For some people, even basic health instructions can be challenge. Not because they don’t care about their health, but because their literacy issues often compound their health issues.
According to the Institute of Medicine, some 90 million Americans have difficulty understanding and using health information. As a result, patients often take medication off-schedule, miss follow-up appointments and do not understand simple instructions like “take on an empty stomach.” October’s Health Literacy Month shows us the importance of creating awareness of this important issue in ways that can help save lives and help avoid wasting billions of dollars in health care costs every year.
That’s why Junior Leagues take health literacy into their communities to reach people who need it most.

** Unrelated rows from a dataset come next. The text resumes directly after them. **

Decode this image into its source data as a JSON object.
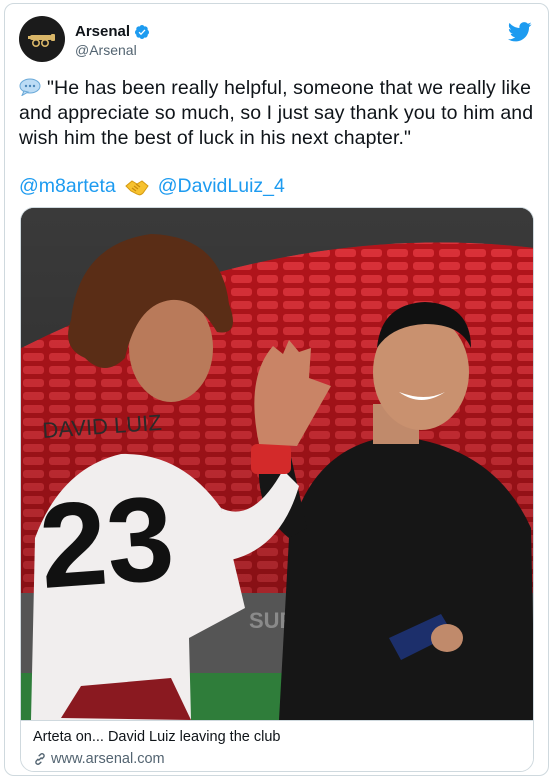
{
  "account": {
    "display_name": "Arsenal",
    "handle": "@Arsenal",
    "verified": true
  },
  "tweet": {
    "text": "\"He has been really helpful, someone that we really like and appreciate so much, so I just say thank you to him and wish him the best of luck in his next chapter.\"",
    "emoji_lead": "speech-balloon",
    "mention_1": "@m8arteta",
    "mention_2": "@DavidLuiz_4",
    "emoji_between": "handshake"
  },
  "card": {
    "title": "Arteta on... David Luiz leaving the club",
    "domain": "www.arsenal.com"
  },
  "photo": {
    "jersey_name": "DAVID LUIZ",
    "jersey_number": "23"
  },
  "colors": {
    "accent": "#1d9bf0",
    "text": "#0f1419",
    "muted": "#536471"
  }
}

For 18 years, The Junior League of Salt Lake City has held CARE Fair, a program that brings together more than 50 different community agencies to provide families with basic health and human services. Patients in need of help – either because they can’t afford the health and dental services the rest of us take for granted or have literacy or English as a second language issues – can talk with health professionals who can give guidance as well as care.
The Junior League of Charlotte’s Healthy Child Initiative (HCI) focuses on three key areas of children’s health: physical, dental and mental health. The purpose of the project is to generate awareness of the physical, dental and mental health issues affecting children, remove the stigma associated with some of these problems and teach parents how to spot problems and where they can go for support.
The Junior League of Chattanooga works directly with low-income expecting mothers to teach them how to care and advocate for themselves and their unborn babies through the Healthy Starts: Baby Basics program. The program, a partnership with Reading Education for Adult Development (READ) of Chattanooga, Inc., begins with education on Baby Basics and continues with a volunteer mentorship program called Pregnancy Pals.
The Junior League of Erie’s Baby Go Round program teaches parents and caregivers about the prevention and treatment of infant positional head flattening, or Flat Head Syndrome. Flat Head Syndrome is a common term that refers to a variety of medical conditions caused by a baby spending too much time on its back in one position resulting in any number of long term problems such as increased risk for learning delays and developmental issues.
The Junior League of Greenwich, in collaboration with other local organizations, designed a support and education program, Caregiver Circle, that teaches care-givers of seniors and other adults about issues surrounding care-giving. Information and insight is provided by professionals and participants also learn about community resources available to care-givers of adults.
The Junior League of Monroe, in collaboration with the Families Helping Families, provides a volunteer mentor to first-time mothers and mothers of infants in neonatal intensive care. Mentors, who are also mothers, make contact with postpartum mothers while still in the hospital and provide support for at least three months or more, if requested. Mentors share their experiences with postpartum mothers, talk to them about breast feeding, infant care, how to access medical services, answer any questions that the parents may have and connect them with appropriate medical care providers for answers to medical questions.
All of which goes to show that the key for staying healthy for many in our society is education and health literacy. And we can help!